▶ _TASK DIRECTIONS_:
Every line in the records below that holds "evolution" must be identified and copied.

━━━━━━━━

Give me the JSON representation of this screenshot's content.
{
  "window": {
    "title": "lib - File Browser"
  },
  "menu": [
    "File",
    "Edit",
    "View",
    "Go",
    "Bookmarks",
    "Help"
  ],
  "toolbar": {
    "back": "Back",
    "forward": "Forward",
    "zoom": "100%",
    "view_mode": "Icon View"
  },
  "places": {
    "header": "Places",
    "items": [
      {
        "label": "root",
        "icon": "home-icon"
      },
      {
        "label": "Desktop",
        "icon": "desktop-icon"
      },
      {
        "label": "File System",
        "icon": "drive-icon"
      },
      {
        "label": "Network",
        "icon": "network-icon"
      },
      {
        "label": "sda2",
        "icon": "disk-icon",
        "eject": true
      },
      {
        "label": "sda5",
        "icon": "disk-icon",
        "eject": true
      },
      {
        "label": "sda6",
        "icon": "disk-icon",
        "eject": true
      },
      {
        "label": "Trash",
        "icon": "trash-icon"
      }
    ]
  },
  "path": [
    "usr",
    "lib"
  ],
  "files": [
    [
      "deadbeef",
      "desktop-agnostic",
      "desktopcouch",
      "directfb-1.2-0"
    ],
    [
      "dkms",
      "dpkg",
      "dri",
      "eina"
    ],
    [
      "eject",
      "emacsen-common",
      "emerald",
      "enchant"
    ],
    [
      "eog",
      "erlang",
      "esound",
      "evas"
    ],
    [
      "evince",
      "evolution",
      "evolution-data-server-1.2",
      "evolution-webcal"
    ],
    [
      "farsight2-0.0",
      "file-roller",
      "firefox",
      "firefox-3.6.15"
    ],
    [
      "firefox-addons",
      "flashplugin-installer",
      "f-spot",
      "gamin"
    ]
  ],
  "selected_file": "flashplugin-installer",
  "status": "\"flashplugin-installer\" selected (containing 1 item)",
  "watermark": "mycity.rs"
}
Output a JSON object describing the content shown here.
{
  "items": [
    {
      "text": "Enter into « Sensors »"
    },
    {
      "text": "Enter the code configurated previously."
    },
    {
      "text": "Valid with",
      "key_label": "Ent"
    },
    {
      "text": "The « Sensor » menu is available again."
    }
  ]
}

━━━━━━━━

▶ _WRITTEN SOLUTION_:
      "evolution",
      "evolution-data-server-1.2",
      "evolution-webcal"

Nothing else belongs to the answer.